LISTED RECORDS below:
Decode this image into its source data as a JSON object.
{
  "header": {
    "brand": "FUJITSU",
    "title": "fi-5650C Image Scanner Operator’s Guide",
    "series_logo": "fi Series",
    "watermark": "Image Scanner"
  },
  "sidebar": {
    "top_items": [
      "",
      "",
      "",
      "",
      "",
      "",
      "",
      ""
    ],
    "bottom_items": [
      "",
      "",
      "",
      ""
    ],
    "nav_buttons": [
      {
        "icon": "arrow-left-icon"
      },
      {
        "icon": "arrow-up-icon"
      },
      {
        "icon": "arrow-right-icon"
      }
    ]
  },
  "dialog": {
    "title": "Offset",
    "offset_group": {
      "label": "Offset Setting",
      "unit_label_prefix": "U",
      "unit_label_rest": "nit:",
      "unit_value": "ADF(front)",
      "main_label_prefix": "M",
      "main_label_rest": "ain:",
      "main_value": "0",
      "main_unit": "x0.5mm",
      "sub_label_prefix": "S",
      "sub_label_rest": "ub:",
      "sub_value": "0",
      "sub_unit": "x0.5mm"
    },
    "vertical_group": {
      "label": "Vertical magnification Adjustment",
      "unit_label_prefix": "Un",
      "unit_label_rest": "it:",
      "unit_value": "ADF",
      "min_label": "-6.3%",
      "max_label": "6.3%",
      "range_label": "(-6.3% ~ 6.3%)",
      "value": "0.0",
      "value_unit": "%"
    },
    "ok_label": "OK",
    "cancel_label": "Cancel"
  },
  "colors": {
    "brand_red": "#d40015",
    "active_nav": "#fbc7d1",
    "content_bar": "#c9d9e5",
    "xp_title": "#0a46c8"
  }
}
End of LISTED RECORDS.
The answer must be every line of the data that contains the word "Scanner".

    "title": "fi-5650C Image Scanner Operator’s Guide",
    "watermark": "Image Scanner"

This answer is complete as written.